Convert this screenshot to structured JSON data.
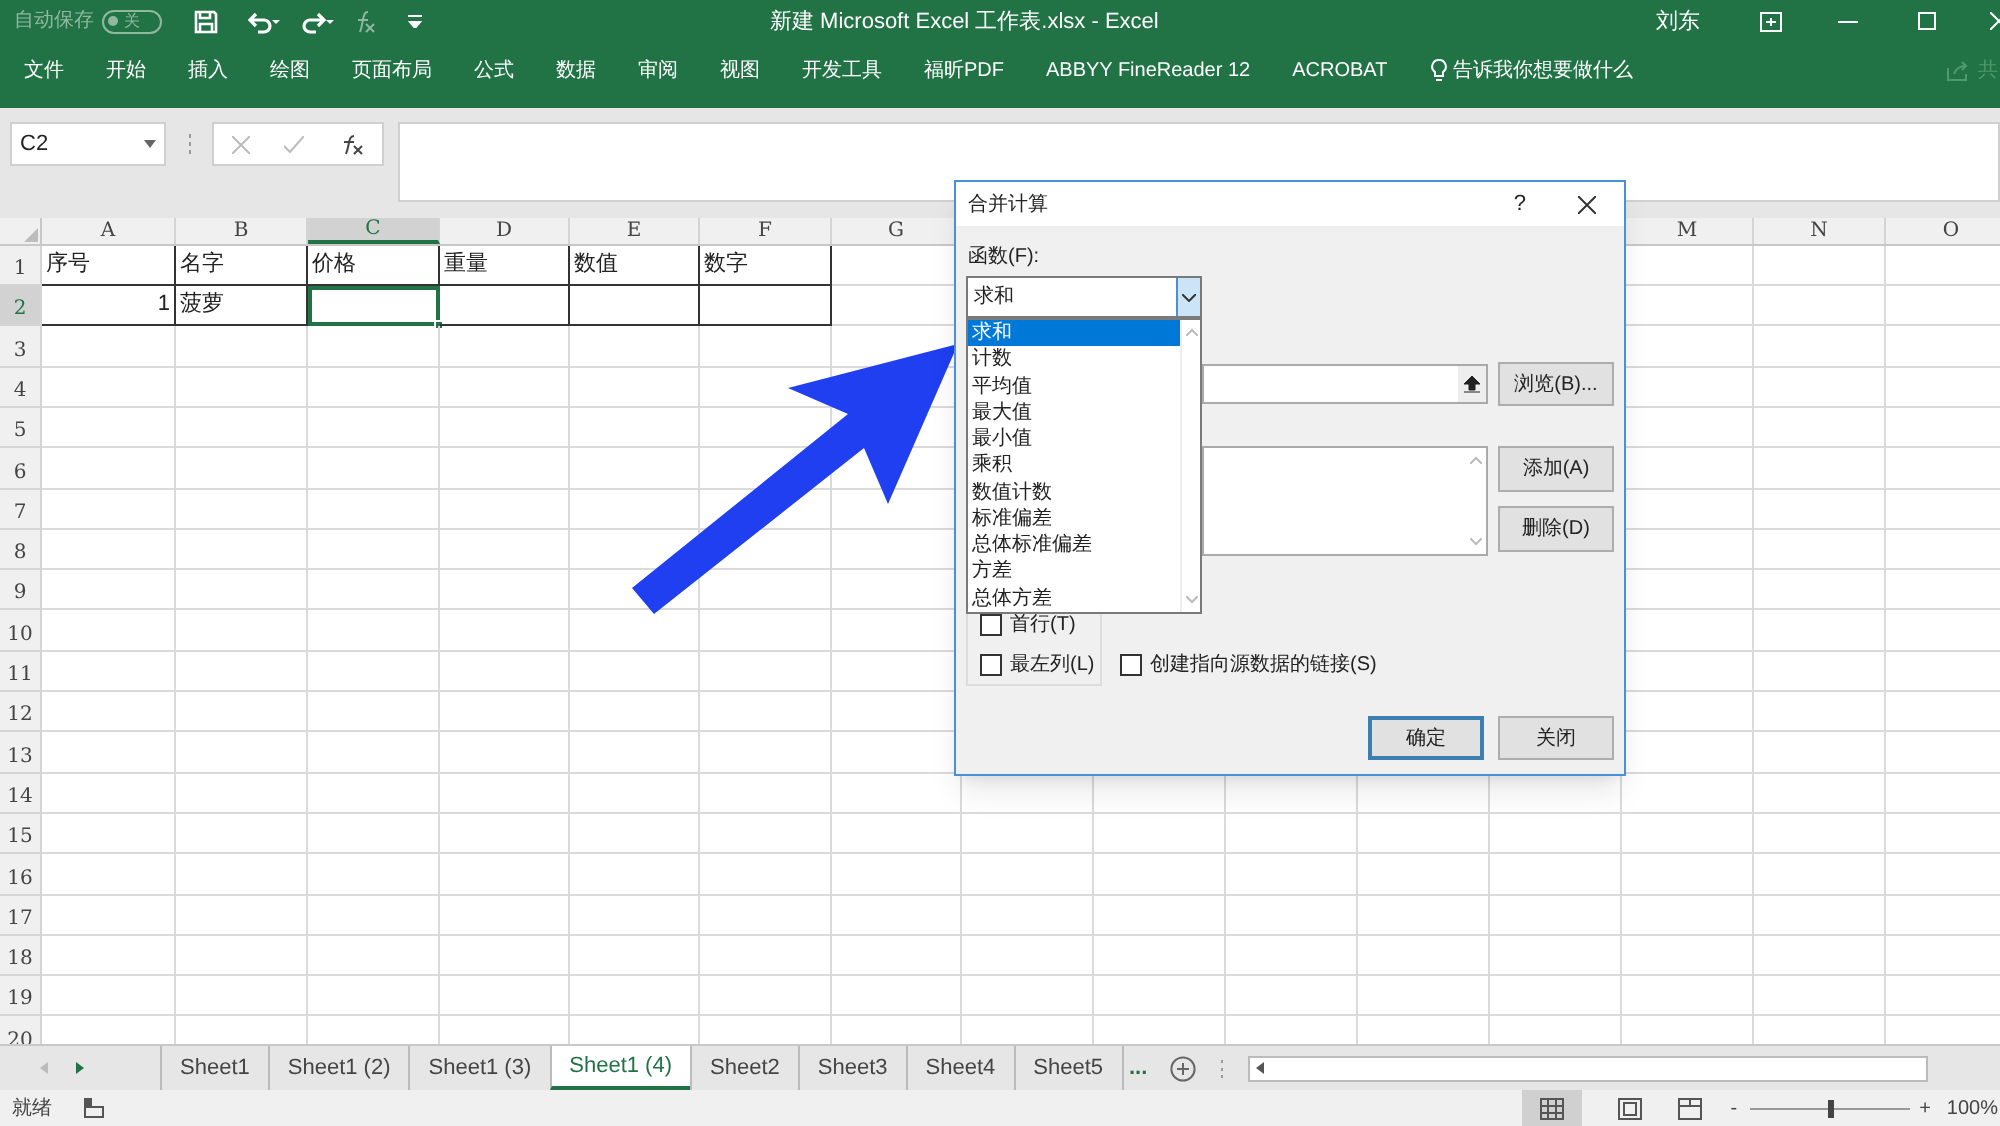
{
  "title_bar": {
    "autosave": {
      "label": "自动保存",
      "on": false,
      "state_text": "关"
    },
    "title": "新建 Microsoft Excel 工作表.xlsx  -  Excel",
    "user": "刘东"
  },
  "ribbon": {
    "tabs": [
      "文件",
      "开始",
      "插入",
      "绘图",
      "页面布局",
      "公式",
      "数据",
      "审阅",
      "视图",
      "开发工具",
      "福昕PDF",
      "ABBYY FineReader 12",
      "ACROBAT"
    ],
    "tell_me": "告诉我你想要做什么",
    "share": "共"
  },
  "formula_bar": {
    "name_box": "C2"
  },
  "sheet": {
    "columns": [
      "A",
      "B",
      "C",
      "D",
      "E",
      "F",
      "G",
      "M",
      "N",
      "O"
    ],
    "rows": [
      {
        "label": "1",
        "cells": [
          {
            "text": "序号",
            "selected": false
          },
          {
            "text": "名字",
            "selected": false
          },
          {
            "text": "价格",
            "selected": false
          },
          {
            "text": "重量",
            "selected": false
          },
          {
            "text": "数值",
            "selected": false
          },
          {
            "text": "数字",
            "selected": false
          }
        ]
      },
      {
        "label": "2",
        "cells": [
          {
            "text": "1",
            "align_right": true,
            "selected": false
          },
          {
            "text": "菠萝",
            "selected": false
          },
          {
            "text": "",
            "selected": true
          },
          {
            "text": "",
            "selected": false
          },
          {
            "text": "",
            "selected": false
          },
          {
            "text": "",
            "selected": false
          }
        ]
      },
      {
        "label": "3"
      },
      {
        "label": "4"
      },
      {
        "label": "5"
      },
      {
        "label": "6"
      },
      {
        "label": "7"
      },
      {
        "label": "8"
      },
      {
        "label": "9"
      },
      {
        "label": "10"
      },
      {
        "label": "11"
      },
      {
        "label": "12"
      },
      {
        "label": "13"
      },
      {
        "label": "14"
      },
      {
        "label": "15"
      },
      {
        "label": "16"
      },
      {
        "label": "17"
      },
      {
        "label": "18"
      },
      {
        "label": "19"
      },
      {
        "label": "20"
      }
    ]
  },
  "dialog": {
    "title": "合并计算",
    "help": "?",
    "function_label": "函数(F):",
    "function_value": "求和",
    "function_options": [
      {
        "label": "求和",
        "selected": true
      },
      {
        "label": "计数",
        "selected": false
      },
      {
        "label": "平均值",
        "selected": false
      },
      {
        "label": "最大值",
        "selected": false
      },
      {
        "label": "最小值",
        "selected": false
      },
      {
        "label": "乘积",
        "selected": false
      },
      {
        "label": "数值计数",
        "selected": false
      },
      {
        "label": "标准偏差",
        "selected": false
      },
      {
        "label": "总体标准偏差",
        "selected": false
      },
      {
        "label": "方差",
        "selected": false
      },
      {
        "label": "总体方差",
        "selected": false
      }
    ],
    "browse": "浏览(B)...",
    "add": "添加(A)",
    "delete": "删除(D)",
    "checkboxes": [
      {
        "label": "首行(T)",
        "checked": false
      },
      {
        "label": "最左列(L)",
        "checked": false
      },
      {
        "label": "创建指向源数据的链接(S)",
        "checked": false
      }
    ],
    "ok": "确定",
    "close": "关闭"
  },
  "sheet_tabs": [
    {
      "label": "Sheet1",
      "selected": false
    },
    {
      "label": "Sheet1 (2)",
      "selected": false
    },
    {
      "label": "Sheet1 (3)",
      "selected": false
    },
    {
      "label": "Sheet1 (4)",
      "selected": true
    },
    {
      "label": "Sheet2",
      "selected": false
    },
    {
      "label": "Sheet3",
      "selected": false
    },
    {
      "label": "Sheet4",
      "selected": false
    },
    {
      "label": "Sheet5",
      "selected": false
    }
  ],
  "more_tabs": "...",
  "status_bar": {
    "status": "就绪",
    "zoom_out": "-",
    "level": 0.5,
    "zoom_in": "+",
    "zoom": "100%"
  }
}
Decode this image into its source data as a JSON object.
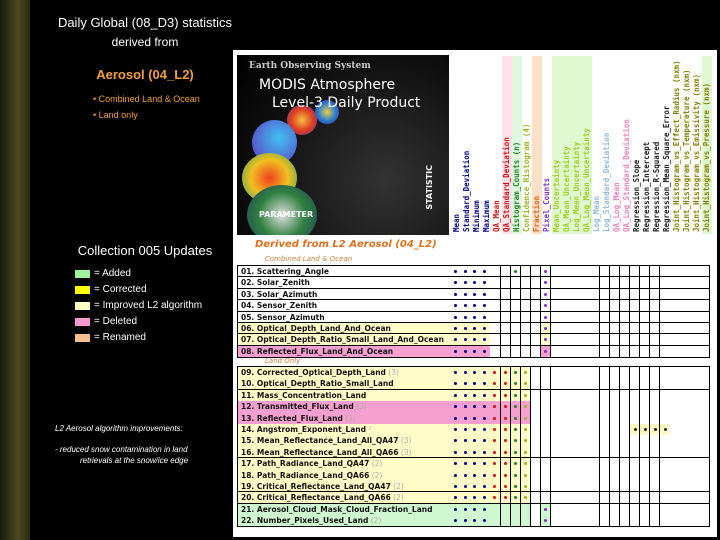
{
  "header": {
    "title": "Daily Global (08_D3) statistics",
    "subtitle": "derived from",
    "product": "Aerosol (04_L2)",
    "bullets": [
      "Combined Land & Ocean",
      "Land only"
    ]
  },
  "legend": {
    "title": "Collection 005 Updates",
    "items": [
      {
        "label": "= Added",
        "color": "#a0f0a0"
      },
      {
        "label": "= Corrected",
        "color": "#ffff00"
      },
      {
        "label": "= Improved L2 algorithm",
        "color": "#fffcc0"
      },
      {
        "label": "= Deleted",
        "color": "#f59ad0"
      },
      {
        "label": "= Renamed",
        "color": "#f5c090"
      }
    ]
  },
  "notes": {
    "heading": "L2 Aerosol  algorithm improvements:",
    "text1": "- reduced snow contamination in land",
    "text2": "retrievals at the snow/ice edge"
  },
  "image": {
    "line1": "Earth Observing System",
    "line2": "MODIS Atmosphere",
    "line3": "Level-3 Daily Product",
    "parameter": "PARAMETER",
    "statistic": "STATISTIC"
  },
  "columns": [
    {
      "label": "Mean",
      "color": "#000080"
    },
    {
      "label": "Standard_Deviation",
      "color": "#000080"
    },
    {
      "label": "Minimum",
      "color": "#000080"
    },
    {
      "label": "Maximum",
      "color": "#000080"
    },
    {
      "label": "QA_Mean",
      "color": "#d01010"
    },
    {
      "label": "QA_Standard_Deviation",
      "color": "#d01010",
      "bg": "#fde0e8"
    },
    {
      "label": "Histogram_Counts (n)",
      "color": "#208020",
      "bg": "#e0f8e0"
    },
    {
      "label": "Confidence_Histogram (4)",
      "color": "#a0b020"
    },
    {
      "label": "Fraction",
      "color": "#e06010",
      "bg": "#fde0c8"
    },
    {
      "label": "Pixel_Counts",
      "color": "#8030c0"
    },
    {
      "label": "Mean_Uncertainty",
      "color": "#a0d020",
      "bg": "#e0f8d0"
    },
    {
      "label": "QA_Mean_Uncertainty",
      "color": "#a0d020",
      "bg": "#e0f8d0"
    },
    {
      "label": "Log_Mean_Uncertainty",
      "color": "#a0d020",
      "bg": "#e0f8d0"
    },
    {
      "label": "QA_Log_Mean_Uncertainty",
      "color": "#a0d020",
      "bg": "#e0f8d0"
    },
    {
      "label": "Log_Mean",
      "color": "#90b8d8"
    },
    {
      "label": "Log_Standard_Deviation",
      "color": "#90b8d8"
    },
    {
      "label": "QA_Log_Mean",
      "color": "#f080c0"
    },
    {
      "label": "QA_Log_Standard_Deviation",
      "color": "#f080c0"
    },
    {
      "label": "Regression_Slope",
      "color": "#202020"
    },
    {
      "label": "Regression_Intercept",
      "color": "#202020"
    },
    {
      "label": "Regression_R-Squared",
      "color": "#202020"
    },
    {
      "label": "Regression_Mean_Square_Error",
      "color": "#202020"
    },
    {
      "label": "Joint_Histogram_vs_Effect_Radius (nxm)",
      "color": "#808000"
    },
    {
      "label": "Joint_Histogram_vs_Temperature (nxm)",
      "color": "#808000"
    },
    {
      "label": "Joint_Histogram_vs_Emissivity (nxm)",
      "color": "#808000"
    },
    {
      "label": "Joint_Histogram_vs_Pressure (nxm)",
      "color": "#808000",
      "bg": "#e0f8d0"
    }
  ],
  "table": {
    "title": "Derived from L2 Aerosol (04_L2)",
    "section1": "Combined Land & Ocean",
    "section2": "Land Only",
    "rows1": [
      {
        "name": "01. Scattering_Angle",
        "x": "",
        "bg": "",
        "dots": [
          0,
          1,
          2,
          3,
          6,
          9
        ]
      },
      {
        "name": "02. Solar_Zenith",
        "x": "",
        "bg": "",
        "dots": [
          0,
          1,
          2,
          3,
          9
        ]
      },
      {
        "name": "03. Solar_Azimuth",
        "x": "",
        "bg": "",
        "dots": [
          0,
          1,
          2,
          3,
          9
        ]
      },
      {
        "name": "04. Sensor_Zenith",
        "x": "",
        "bg": "",
        "dots": [
          0,
          1,
          2,
          3,
          9
        ]
      },
      {
        "name": "05. Sensor_Azimuth",
        "x": "",
        "bg": "",
        "dots": [
          0,
          1,
          2,
          3,
          9
        ]
      },
      {
        "name": "06. Optical_Depth_Land_And_Ocean",
        "x": "",
        "bg": "#fffcc8",
        "dots": [
          0,
          1,
          2,
          3,
          9
        ]
      },
      {
        "name": "07. Optical_Depth_Ratio_Small_Land_And_Ocean",
        "x": "",
        "bg": "#fffcc8",
        "dots": [
          0,
          1,
          2,
          3,
          9
        ]
      },
      {
        "name": "08. Reflected_Flux_Land_And_Ocean",
        "x": "",
        "bg": "#f5a0d0",
        "dots": [
          0,
          1,
          2,
          3,
          9
        ]
      }
    ],
    "rows2": [
      {
        "name": "09. Corrected_Optical_Depth_Land",
        "x": " (3)",
        "bg": "#fffcc8",
        "dots": [
          0,
          1,
          2,
          3,
          4,
          5,
          6,
          7
        ]
      },
      {
        "name": "10. Optical_Depth_Ratio_Small_Land",
        "x": "",
        "bg": "#fffcc8",
        "dots": [
          0,
          1,
          2,
          3,
          4,
          5,
          6,
          7
        ]
      },
      {
        "name": "11. Mass_Concentration_Land",
        "x": "",
        "bg": "#fffcc8",
        "dots": [
          0,
          1,
          2,
          3,
          4,
          5,
          6,
          7
        ]
      },
      {
        "name": "12. Transmitted_Flux_Land",
        "x": " (3)",
        "bg": "#f5a0d0",
        "dots": [
          0,
          1,
          2,
          3,
          4,
          5,
          6,
          7
        ]
      },
      {
        "name": "13. Reflected_Flux_Land",
        "x": " (3)",
        "bg": "#f5a0d0",
        "dots": [
          0,
          1,
          2,
          3,
          4,
          5,
          6,
          7
        ]
      },
      {
        "name": "14. Angstrom_Exponent_Land",
        "x": " ²",
        "bg": "#fffcc8",
        "dots": [
          0,
          1,
          2,
          3,
          4,
          5,
          6,
          7,
          18,
          19,
          20,
          21
        ]
      },
      {
        "name": "15. Mean_Reflectance_Land_All_QA47",
        "x": " (3)",
        "bg": "#fffcc8",
        "dots": [
          0,
          1,
          2,
          3,
          4,
          5,
          6,
          7
        ]
      },
      {
        "name": "16. Mean_Reflectance_Land_All_QA66",
        "x": " (3)",
        "bg": "#fffcc8",
        "dots": [
          0,
          1,
          2,
          3,
          4,
          5,
          6,
          7
        ]
      },
      {
        "name": "17. Path_Radiance_Land_QA47",
        "x": " (2)",
        "bg": "#fffcc8",
        "dots": [
          0,
          1,
          2,
          3,
          4,
          5,
          6,
          7
        ]
      },
      {
        "name": "18. Path_Radiance_Land_QA66",
        "x": " (2)",
        "bg": "#fffcc8",
        "dots": [
          0,
          1,
          2,
          3,
          4,
          5,
          6,
          7
        ]
      },
      {
        "name": "19. Critical_Reflectance_Land_QA47",
        "x": " (2)",
        "bg": "#fffcc8",
        "dots": [
          0,
          1,
          2,
          3,
          4,
          5,
          6,
          7
        ]
      },
      {
        "name": "20. Critical_Reflectance_Land_QA66",
        "x": " (2)",
        "bg": "#fffcc8",
        "dots": [
          0,
          1,
          2,
          3,
          4,
          5,
          6,
          7
        ]
      },
      {
        "name": "21. Aerosol_Cloud_Mask_Cloud_Fraction_Land",
        "x": "",
        "bg": "#d0f8d0",
        "dots": [
          0,
          1,
          2,
          3,
          9
        ]
      },
      {
        "name": "22. Number_Pixels_Used_Land",
        "x": " (2)",
        "bg": "#d0f8d0",
        "dots": [
          0,
          1,
          2,
          3,
          9
        ]
      }
    ]
  }
}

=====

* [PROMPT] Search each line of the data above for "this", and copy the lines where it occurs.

* [RESULT]
Convert this screenshot to structured JSON data.
Decode this image into its source data as a JSON object.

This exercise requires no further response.